ENTRIES SHOWN |
- Opening Delimiter -
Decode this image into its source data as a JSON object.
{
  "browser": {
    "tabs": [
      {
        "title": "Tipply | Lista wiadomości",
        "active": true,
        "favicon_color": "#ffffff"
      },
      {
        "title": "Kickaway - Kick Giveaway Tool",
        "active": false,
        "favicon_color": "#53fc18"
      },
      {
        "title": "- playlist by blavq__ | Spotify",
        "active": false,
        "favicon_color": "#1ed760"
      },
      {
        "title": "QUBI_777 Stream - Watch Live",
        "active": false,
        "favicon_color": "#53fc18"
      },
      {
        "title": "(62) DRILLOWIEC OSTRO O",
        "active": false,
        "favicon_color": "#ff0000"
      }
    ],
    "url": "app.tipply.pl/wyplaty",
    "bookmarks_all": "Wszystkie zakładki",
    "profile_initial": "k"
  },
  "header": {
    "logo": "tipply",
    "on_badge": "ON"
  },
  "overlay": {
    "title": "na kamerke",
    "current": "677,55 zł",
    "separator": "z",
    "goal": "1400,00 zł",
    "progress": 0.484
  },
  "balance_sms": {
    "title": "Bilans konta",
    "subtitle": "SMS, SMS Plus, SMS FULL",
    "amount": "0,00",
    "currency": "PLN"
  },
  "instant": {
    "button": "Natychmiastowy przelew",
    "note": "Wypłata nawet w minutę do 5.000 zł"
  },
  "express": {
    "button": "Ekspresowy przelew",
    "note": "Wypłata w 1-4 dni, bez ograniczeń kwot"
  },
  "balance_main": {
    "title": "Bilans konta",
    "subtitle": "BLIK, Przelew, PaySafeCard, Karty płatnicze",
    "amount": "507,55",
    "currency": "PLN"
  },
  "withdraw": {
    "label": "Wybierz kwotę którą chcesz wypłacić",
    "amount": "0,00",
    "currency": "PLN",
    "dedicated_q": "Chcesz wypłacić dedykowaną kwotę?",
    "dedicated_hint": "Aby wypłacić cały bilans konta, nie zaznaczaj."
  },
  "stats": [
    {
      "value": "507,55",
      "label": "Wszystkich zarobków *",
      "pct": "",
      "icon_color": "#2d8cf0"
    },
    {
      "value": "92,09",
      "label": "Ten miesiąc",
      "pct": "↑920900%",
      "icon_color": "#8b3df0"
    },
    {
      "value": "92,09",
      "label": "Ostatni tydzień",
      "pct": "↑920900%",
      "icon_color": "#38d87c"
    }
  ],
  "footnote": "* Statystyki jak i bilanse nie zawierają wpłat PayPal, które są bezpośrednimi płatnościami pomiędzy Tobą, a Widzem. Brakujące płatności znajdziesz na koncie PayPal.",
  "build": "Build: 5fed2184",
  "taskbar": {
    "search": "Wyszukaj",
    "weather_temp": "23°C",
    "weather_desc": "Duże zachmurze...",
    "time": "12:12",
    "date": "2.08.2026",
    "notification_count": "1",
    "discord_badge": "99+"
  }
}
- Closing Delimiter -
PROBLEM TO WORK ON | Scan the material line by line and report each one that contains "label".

WRITTEN SOLUTION |
    "label": "Wybierz kwotę którą chcesz wypłacić",
      "label": "Wszystkich zarobków *",
      "label": "Ten miesiąc",
      "label": "Ostatni tydzień",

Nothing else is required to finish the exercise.